Baruh curated the extensive material for this project with historian İlhan Ozan. She described how they were fascinated by the content of the materials: "They were so juicy that it would be a pity to keep them in storage and only give online access," she said. "Thus, the original materials had to be displayed together with her works and introduced to a wider public. Also, it was a kind of tribute to Sabiha Rüştü Bozcalı who dedicated her life to art."
Bozcalı's artistic career was supported by her family. She had limited affiliation with the Turkish state. Unlike many of her contemporary painters, the Turkish state did not send her abroad, nor did she teach at one of the state academies. "Her only official relation with the state was Yurt Gezileri [Homeland Trips]," Ozan said. "She was sent as the first female painter of the group to Anatolia to picture the development of the country. Therefore, it is more likely to be an individual success or rather the success of a family who supported her from her youngest years, sent her abroad and gave her all the means to acquire a good education in painting and later introducing her work to the publishing and advertising world."
Ozan acknowledges how the life of Bozcalı's family was strongly defined by the modernization of the Ottoman/Republican state. "Her father studied in London. Bozcalı and her mother were home schooled; she learned French, German and Italian from which Bozcalı highly benefited when she went abroad alone for her education. ... She had close connections with the European art world but also with the artists of early Republican Turkey. It is clear that this family, as descendants of high ranking bureaucrats of the 19th century was itself an actor in the Ottoman modernization and adapted well to Republican Turkey."
Bozcalı is known as the first female painter to participate in Yurt Gezileri, but there is little information about her work during her stay in Zonguldak. "We only have official documents, a sketch and a few reproductions printed in the magazines of the day. Only a list of nine paintings she made give some clues about her works today," Ozan said, adding: "She worked on the mines and painted the 'newly' industrialized nation. It is important to note that these mines were established in the Ottoman period, and the Republic took over this legacy. It is not clear, however, if she was asked to paint, in particular, the industry of the city or if it was her own choice. On the other side, it is not easy to say something about her attitude without consulting her paintings. However, as a general attitude she didn't problematize the new regime at least explicitly."
The Neo-Impressionist artist Paul Signac described her as someone who was "talented, having the sensibility that painting requires, and entirely dedicated ... to the difficult working conditions of this profession." She produced numerous landscapes and portraits, but Bozcalı found her real gift in the worlds of advertising and publishing. Her drawings for Yapı Kredi Bank and the Directorate of Monopolies became legendary, as did her newspaper illustrations for various dailies including Yeni Sabah, Hergün and Havadis. She was among the principle illustrators of historian Reşad Ekrem Koçu's "İstanbul Ansiklopedisi" (Istanbul Encyclopedia), and her drawings appeared in books by Nezihe Araz, Cahit Uçuk and Refii Cevad Ulunay.

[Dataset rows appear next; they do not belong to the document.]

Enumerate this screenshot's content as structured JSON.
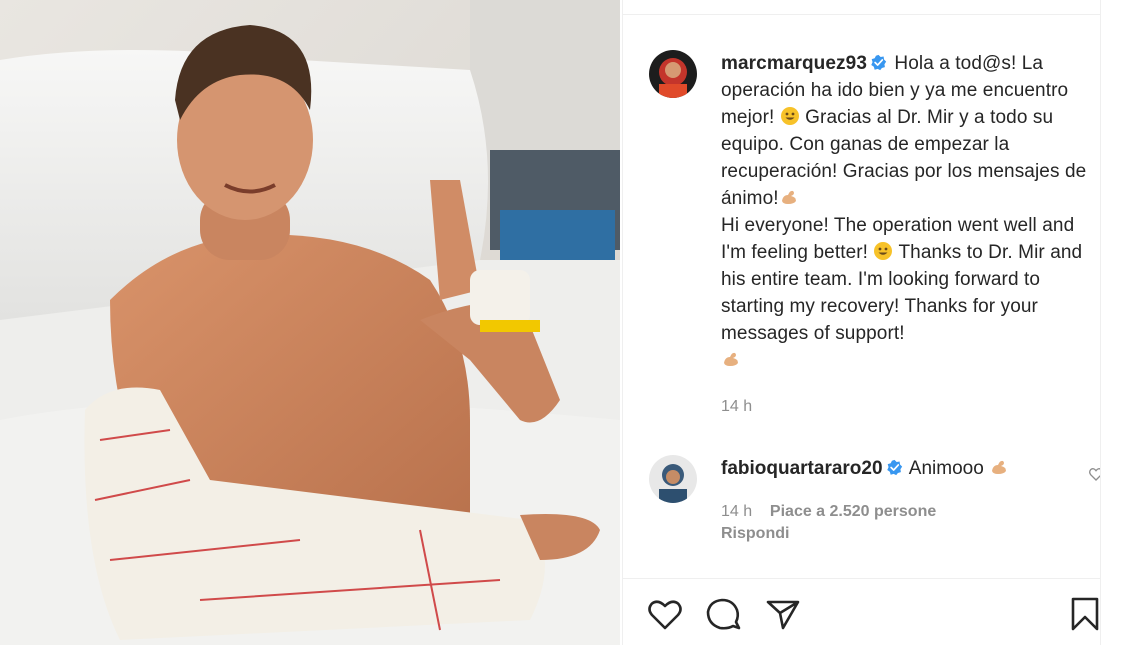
{
  "photo": {
    "alt_subject": "post-photo"
  },
  "post": {
    "author": "marcmarquez93",
    "caption_es": [
      {
        "text": "Hola a tod@s! La operación ha ido bien y ya me encuentro mejor! "
      },
      {
        "emoji": "smile"
      },
      {
        "text": " Gracias al Dr. Mir y a todo su equipo. Con ganas de empezar la recuperación! Gracias por los mensajes de ánimo!"
      },
      {
        "emoji": "flexed-biceps"
      }
    ],
    "caption_en": "Hi everyone! The operation went well and I'm feeling better! ",
    "caption_en_2": " Thanks to Dr. Mir and his entire team. I'm looking forward to starting my recovery! Thanks for your messages of support!",
    "time": "14 h"
  },
  "comment": {
    "author": "fabioquartararo20",
    "text": "Animooo ",
    "time": "14 h",
    "likes": "Piace a 2.520 persone",
    "reply": "Rispondi"
  },
  "icons": [
    "like-icon",
    "comment-icon",
    "share-icon",
    "save-icon",
    "verified-icon",
    "small-heart-icon"
  ],
  "colors": {
    "verified": "#3897f0",
    "text": "#262626",
    "meta": "#8e8e8e",
    "divider": "#efefef"
  }
}
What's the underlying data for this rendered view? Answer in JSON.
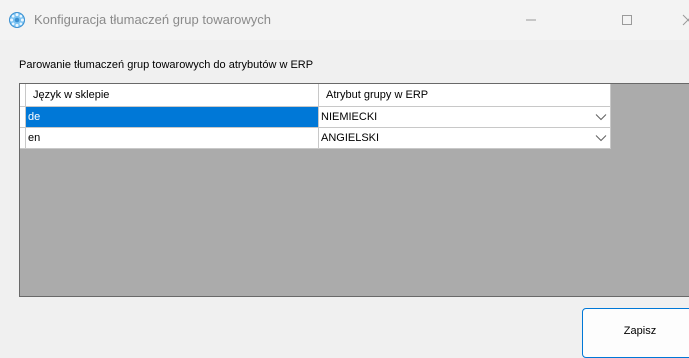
{
  "window": {
    "title": "Konfiguracja tłumaczeń grup towarowych",
    "icon": "gear-icon",
    "accent": "#4ea8e8"
  },
  "main": {
    "group_label": "Parowanie tłumaczeń grup towarowych do atrybutów w ERP",
    "columns": [
      "Język w sklepie",
      "Atrybut grupy w ERP"
    ],
    "rows": [
      {
        "lang": "de",
        "attr": "NIEMIECKI"
      },
      {
        "lang": "en",
        "attr": "ANGIELSKI"
      }
    ],
    "selection_color": "#0078d7"
  },
  "footer": {
    "save_label": "Zapisz"
  }
}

"Bozcalı was one of the actors in the visual culture of the media, which was changing in the 1950s," Baruh said. "She popularized the historical narrations with her drawings referenced from historical pictures or details of narrations. She told us that when she was lost Koçu gave her the details of the illustrations that he would like to have. However, in rare cases she also used her imagination as in the case of Cigal in the article 'Cariye Vakası' [concubine incident] in 'Istanbul Ansiklopedisi' in volume 6. As it was said by the critics of her 1946 exhibition, she was a talent and could draw anything asked of her."